* **What is expected**
Would you find each line in the entries below with the string "Channels" and copy it?

(Component data from apps and pages)
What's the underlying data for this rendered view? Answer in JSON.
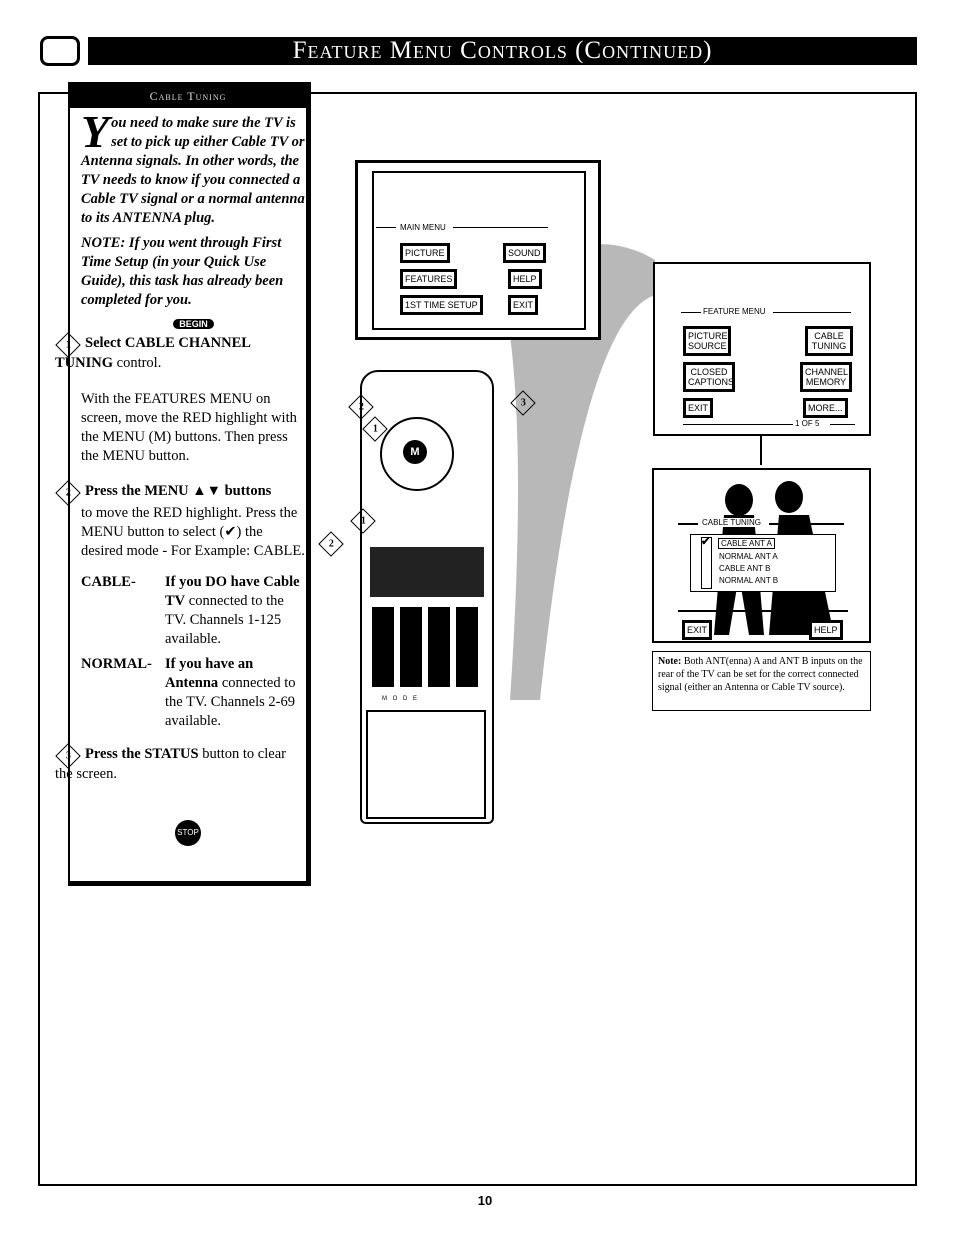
{
  "header": {
    "title": "Feature Menu Controls (Continued)"
  },
  "sidebar": {
    "section_title": "Cable Tuning",
    "intro_dropcap": "Y",
    "intro": "ou need to make sure the TV is set to pick up either Cable TV or Antenna signals. In other words, the TV needs to know if you connected a Cable TV signal or a normal antenna to its ANTENNA plug.",
    "note": "NOTE: If you went through First Time Setup (in your Quick Use Guide), this task has already been completed for you.",
    "begin": "BEGIN",
    "step1_num": "1",
    "step1_title": "Select CABLE CHANNEL TUNING",
    "step1_suffix": " control.",
    "step1_body": "With the FEATURES MENU on screen, move the RED highlight with the MENU (M) buttons. Then press the MENU button.",
    "step2_num": "2",
    "step2_title": "Press the MENU ▲▼ buttons",
    "step2_body": "to move the RED highlight. Press the MENU button to select (✔) the desired mode - For Example: CABLE.",
    "cable_label": "CABLE-",
    "cable_bold": "If you DO have Cable TV",
    "cable_rest": " connected to the TV. Channels 1-125 available.",
    "normal_label": "NORMAL-",
    "normal_bold": "If you have an Antenna",
    "normal_rest": " connected to the TV. Channels 2-69 available.",
    "step3_num": "3",
    "step3_title": "Press the STATUS",
    "step3_suffix": " button to clear the screen.",
    "stop": "STOP"
  },
  "main_menu": {
    "title": "MAIN MENU",
    "items": [
      "PICTURE",
      "SOUND",
      "FEATURES",
      "HELP",
      "1ST TIME SETUP",
      "EXIT"
    ]
  },
  "feature_menu": {
    "title": "FEATURE MENU",
    "items": [
      "PICTURE SOURCE",
      "CABLE TUNING",
      "CLOSED CAPTIONS",
      "CHANNEL MEMORY",
      "EXIT",
      "MORE..."
    ],
    "page": "1 OF 5"
  },
  "cable_tuning_menu": {
    "title": "CABLE TUNING",
    "options": [
      "CABLE ANT A",
      "NORMAL ANT A",
      "CABLE ANT B",
      "NORMAL ANT B"
    ],
    "selected": "CABLE ANT A",
    "buttons": [
      "EXIT",
      "HELP"
    ]
  },
  "note_box": {
    "bold": "Note:",
    "text": " Both ANT(enna) A and ANT B inputs on the rear of the TV can be set for the correct connected signal (either an Antenna or Cable TV source)."
  },
  "remote": {
    "callouts": [
      "2",
      "1",
      "3",
      "1",
      "2"
    ],
    "mode_label": "M O D E"
  },
  "page_number": "10"
}
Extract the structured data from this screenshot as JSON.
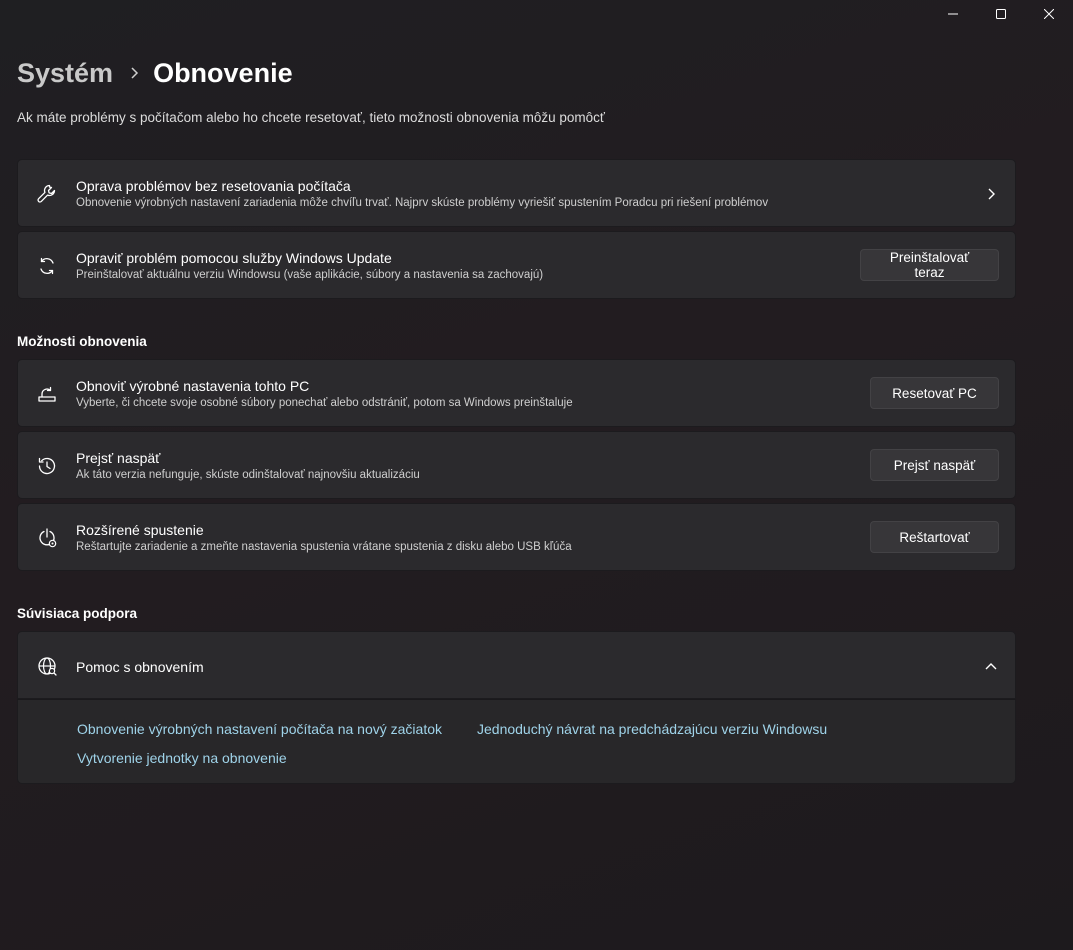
{
  "breadcrumb": {
    "parent": "Systém",
    "current": "Obnovenie"
  },
  "subtitle": "Ak máte problémy s počítačom alebo ho chcete resetovať, tieto možnosti obnovenia môžu pomôcť",
  "cards": {
    "fix": {
      "title": "Oprava problémov bez resetovania počítača",
      "desc": "Obnovenie výrobných nastavení zariadenia môže chvíľu trvať. Najprv skúste problémy vyriešiť spustením Poradcu pri riešení problémov",
      "icon": "wrench-icon"
    },
    "wu": {
      "title": "Opraviť problém pomocou služby Windows Update",
      "desc": "Preinštalovať aktuálnu verziu Windowsu (vaše aplikácie, súbory a nastavenia sa zachovajú)",
      "button": "Preinštalovať teraz",
      "icon": "sync-icon"
    }
  },
  "recovery_section": {
    "title": "Možnosti obnovenia",
    "reset": {
      "title": "Obnoviť výrobné nastavenia tohto PC",
      "desc": "Vyberte, či chcete svoje osobné súbory ponechať alebo odstrániť, potom sa Windows preinštaluje",
      "button": "Resetovať PC",
      "icon": "reset-pc-icon"
    },
    "goback": {
      "title": "Prejsť naspäť",
      "desc": "Ak táto verzia nefunguje, skúste odinštalovať najnovšiu aktualizáciu",
      "button": "Prejsť naspäť",
      "icon": "history-icon"
    },
    "advanced": {
      "title": "Rozšírené spustenie",
      "desc": "Reštartujte zariadenie a zmeňte nastavenia spustenia vrátane spustenia z disku alebo USB kľúča",
      "button": "Reštartovať",
      "icon": "advanced-startup-icon"
    }
  },
  "support_section": {
    "title": "Súvisiaca podpora",
    "help": {
      "title": "Pomoc s obnovením",
      "icon": "globe-icon",
      "links": [
        "Obnovenie výrobných nastavení počítača na nový začiatok",
        "Jednoduchý návrat na predchádzajúcu verziu Windowsu",
        "Vytvorenie jednotky na obnovenie"
      ]
    }
  },
  "colors": {
    "link": "#9fd3e9",
    "card_bg": "#2b2a2d",
    "button_bg": "#373639"
  }
}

* **Solution to this exercise**
    "cable_rest": " connected to the TV. Channels 1-125 available.",
    "normal_rest": " connected to the TV. Channels 2-69 available.",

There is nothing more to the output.